[Website and app data records]
Start of Block

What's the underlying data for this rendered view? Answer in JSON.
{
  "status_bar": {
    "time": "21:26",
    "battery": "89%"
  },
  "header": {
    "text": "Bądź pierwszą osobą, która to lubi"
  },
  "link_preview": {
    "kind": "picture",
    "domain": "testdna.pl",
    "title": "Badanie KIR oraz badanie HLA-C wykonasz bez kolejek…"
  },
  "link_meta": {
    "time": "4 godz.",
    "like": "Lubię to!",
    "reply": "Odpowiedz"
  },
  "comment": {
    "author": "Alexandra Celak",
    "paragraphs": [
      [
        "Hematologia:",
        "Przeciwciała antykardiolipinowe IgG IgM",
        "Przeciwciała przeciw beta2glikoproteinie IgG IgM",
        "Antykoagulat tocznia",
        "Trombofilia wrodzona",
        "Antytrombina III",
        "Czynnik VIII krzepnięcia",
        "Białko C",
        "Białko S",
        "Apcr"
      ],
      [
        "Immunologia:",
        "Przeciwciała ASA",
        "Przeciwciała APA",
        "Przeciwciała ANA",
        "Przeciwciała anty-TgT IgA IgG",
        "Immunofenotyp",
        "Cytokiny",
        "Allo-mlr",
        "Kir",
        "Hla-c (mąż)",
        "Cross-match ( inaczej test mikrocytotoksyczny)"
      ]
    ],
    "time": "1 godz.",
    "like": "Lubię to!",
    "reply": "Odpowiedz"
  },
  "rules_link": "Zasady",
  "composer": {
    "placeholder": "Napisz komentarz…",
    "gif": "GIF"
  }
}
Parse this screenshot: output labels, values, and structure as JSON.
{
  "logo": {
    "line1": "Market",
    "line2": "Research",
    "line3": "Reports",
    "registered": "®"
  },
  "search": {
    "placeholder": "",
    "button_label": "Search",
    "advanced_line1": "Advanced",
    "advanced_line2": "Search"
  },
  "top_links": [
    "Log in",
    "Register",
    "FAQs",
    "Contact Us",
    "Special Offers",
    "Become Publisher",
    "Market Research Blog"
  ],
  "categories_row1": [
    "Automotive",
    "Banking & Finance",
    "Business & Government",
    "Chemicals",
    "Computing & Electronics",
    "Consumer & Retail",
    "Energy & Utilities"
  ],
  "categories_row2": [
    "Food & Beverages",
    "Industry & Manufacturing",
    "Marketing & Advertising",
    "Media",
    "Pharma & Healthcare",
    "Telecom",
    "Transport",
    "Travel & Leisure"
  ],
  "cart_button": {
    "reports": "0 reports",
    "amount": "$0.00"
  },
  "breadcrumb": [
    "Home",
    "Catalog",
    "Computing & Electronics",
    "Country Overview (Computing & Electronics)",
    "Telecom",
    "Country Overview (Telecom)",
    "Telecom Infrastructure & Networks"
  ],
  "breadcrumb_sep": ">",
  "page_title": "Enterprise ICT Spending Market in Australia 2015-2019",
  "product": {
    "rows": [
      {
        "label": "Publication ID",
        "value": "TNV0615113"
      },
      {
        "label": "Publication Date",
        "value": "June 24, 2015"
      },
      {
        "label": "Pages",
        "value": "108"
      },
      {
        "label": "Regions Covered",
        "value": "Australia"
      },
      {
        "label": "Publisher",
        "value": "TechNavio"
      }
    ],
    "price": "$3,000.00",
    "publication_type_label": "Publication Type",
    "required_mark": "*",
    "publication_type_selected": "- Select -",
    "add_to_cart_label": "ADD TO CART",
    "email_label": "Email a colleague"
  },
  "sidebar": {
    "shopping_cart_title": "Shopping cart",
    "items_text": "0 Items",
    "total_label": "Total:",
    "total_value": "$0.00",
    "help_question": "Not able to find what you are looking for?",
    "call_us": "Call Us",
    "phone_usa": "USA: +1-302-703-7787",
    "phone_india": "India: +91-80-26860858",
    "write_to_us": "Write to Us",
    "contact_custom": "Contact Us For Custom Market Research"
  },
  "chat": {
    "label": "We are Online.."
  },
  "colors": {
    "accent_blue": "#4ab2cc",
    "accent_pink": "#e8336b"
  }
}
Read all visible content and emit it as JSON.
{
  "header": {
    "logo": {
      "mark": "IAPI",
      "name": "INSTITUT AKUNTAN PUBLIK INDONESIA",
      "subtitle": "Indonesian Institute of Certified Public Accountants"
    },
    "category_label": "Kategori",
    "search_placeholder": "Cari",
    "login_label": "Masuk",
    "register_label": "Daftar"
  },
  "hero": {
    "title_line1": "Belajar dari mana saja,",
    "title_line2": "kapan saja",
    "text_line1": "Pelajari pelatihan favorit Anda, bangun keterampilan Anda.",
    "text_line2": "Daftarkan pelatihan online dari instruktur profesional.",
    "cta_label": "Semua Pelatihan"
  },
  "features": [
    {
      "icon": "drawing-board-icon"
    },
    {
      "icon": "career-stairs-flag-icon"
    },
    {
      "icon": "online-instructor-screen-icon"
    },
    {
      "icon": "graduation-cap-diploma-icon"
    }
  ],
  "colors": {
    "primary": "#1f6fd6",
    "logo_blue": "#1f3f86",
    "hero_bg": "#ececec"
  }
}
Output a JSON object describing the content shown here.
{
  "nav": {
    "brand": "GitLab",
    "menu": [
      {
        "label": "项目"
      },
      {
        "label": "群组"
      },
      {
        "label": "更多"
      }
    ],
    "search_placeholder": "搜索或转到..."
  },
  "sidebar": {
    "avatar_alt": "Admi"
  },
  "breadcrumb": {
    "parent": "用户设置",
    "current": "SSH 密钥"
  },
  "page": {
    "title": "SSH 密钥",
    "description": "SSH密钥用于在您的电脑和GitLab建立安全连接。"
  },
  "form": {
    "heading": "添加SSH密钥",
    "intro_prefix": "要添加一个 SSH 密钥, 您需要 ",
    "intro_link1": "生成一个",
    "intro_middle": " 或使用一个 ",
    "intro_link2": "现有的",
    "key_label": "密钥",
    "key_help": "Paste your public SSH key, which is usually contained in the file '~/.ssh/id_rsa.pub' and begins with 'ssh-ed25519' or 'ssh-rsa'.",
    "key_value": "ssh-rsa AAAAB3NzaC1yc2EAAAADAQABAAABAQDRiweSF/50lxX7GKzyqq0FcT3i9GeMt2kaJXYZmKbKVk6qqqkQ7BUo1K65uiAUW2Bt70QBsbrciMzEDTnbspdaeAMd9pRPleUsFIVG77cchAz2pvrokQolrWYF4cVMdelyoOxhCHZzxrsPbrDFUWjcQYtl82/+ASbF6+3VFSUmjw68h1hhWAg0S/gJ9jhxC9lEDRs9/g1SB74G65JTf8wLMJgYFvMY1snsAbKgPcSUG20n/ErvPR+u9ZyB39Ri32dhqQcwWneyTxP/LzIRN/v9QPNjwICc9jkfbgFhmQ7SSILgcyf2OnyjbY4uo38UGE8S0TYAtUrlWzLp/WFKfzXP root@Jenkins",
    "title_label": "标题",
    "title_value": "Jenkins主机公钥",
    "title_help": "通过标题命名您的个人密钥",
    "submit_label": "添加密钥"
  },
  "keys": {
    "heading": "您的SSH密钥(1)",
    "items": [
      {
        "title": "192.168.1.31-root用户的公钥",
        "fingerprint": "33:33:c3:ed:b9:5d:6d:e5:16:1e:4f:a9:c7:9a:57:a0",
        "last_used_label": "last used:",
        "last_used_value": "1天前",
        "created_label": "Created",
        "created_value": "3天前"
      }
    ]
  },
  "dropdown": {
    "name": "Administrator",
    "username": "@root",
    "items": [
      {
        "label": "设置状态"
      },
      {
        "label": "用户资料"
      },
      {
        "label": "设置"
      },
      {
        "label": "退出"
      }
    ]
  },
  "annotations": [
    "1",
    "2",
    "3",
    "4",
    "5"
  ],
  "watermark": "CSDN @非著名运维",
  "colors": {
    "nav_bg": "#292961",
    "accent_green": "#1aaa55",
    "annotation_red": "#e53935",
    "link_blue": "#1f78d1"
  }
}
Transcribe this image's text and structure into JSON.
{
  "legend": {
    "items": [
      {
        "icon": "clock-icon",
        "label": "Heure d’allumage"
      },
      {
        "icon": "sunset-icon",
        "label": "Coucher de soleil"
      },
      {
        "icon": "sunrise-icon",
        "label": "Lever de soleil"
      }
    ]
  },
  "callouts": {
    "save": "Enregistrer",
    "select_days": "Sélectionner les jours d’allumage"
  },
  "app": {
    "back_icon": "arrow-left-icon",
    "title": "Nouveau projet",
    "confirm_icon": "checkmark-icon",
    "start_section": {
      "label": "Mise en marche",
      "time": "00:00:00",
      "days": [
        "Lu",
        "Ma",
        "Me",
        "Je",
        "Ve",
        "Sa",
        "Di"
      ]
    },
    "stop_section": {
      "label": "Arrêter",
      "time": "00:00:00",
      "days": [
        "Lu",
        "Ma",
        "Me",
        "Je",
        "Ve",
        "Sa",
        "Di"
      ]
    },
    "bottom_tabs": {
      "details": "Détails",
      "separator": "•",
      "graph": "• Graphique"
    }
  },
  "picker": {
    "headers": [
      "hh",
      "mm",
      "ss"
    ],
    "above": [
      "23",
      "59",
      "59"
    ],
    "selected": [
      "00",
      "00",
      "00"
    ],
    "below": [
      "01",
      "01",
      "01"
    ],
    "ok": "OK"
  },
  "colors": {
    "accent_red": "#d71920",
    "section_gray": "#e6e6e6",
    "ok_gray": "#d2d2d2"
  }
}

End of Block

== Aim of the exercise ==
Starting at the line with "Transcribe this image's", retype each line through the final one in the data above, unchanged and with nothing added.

== Expected answer ==
Transcribe this image's text and structure into JSON.
{
  "legend": {
    "items": [
      {
        "icon": "clock-icon",
        "label": "Heure d’allumage"
      },
      {
        "icon": "sunset-icon",
        "label": "Coucher de soleil"
      },
      {
        "icon": "sunrise-icon",
        "label": "Lever de soleil"
      }
    ]
  },
  "callouts": {
    "save": "Enregistrer",
    "select_days": "Sélectionner les jours d’allumage"
  },
  "app": {
    "back_icon": "arrow-left-icon",
    "title": "Nouveau projet",
    "confirm_icon": "checkmark-icon",
    "start_section": {
      "label": "Mise en marche",
      "time": "00:00:00",
      "days": [
        "Lu",
        "Ma",
        "Me",
        "Je",
        "Ve",
        "Sa",
        "Di"
      ]
    },
    "stop_section": {
      "label": "Arrêter",
      "time": "00:00:00",
      "days": [
        "Lu",
        "Ma",
        "Me",
        "Je",
        "Ve",
        "Sa",
        "Di"
      ]
    },
    "bottom_tabs": {
      "details": "Détails",
      "separator": "•",
      "graph": "• Graphique"
    }
  },
  "picker": {
    "headers": [
      "hh",
      "mm",
      "ss"
    ],
    "above": [
      "23",
      "59",
      "59"
    ],
    "selected": [
      "00",
      "00",
      "00"
    ],
    "below": [
      "01",
      "01",
      "01"
    ],
    "ok": "OK"
  },
  "colors": {
    "accent_red": "#d71920",
    "section_gray": "#e6e6e6",
    "ok_gray": "#d2d2d2"
  }
}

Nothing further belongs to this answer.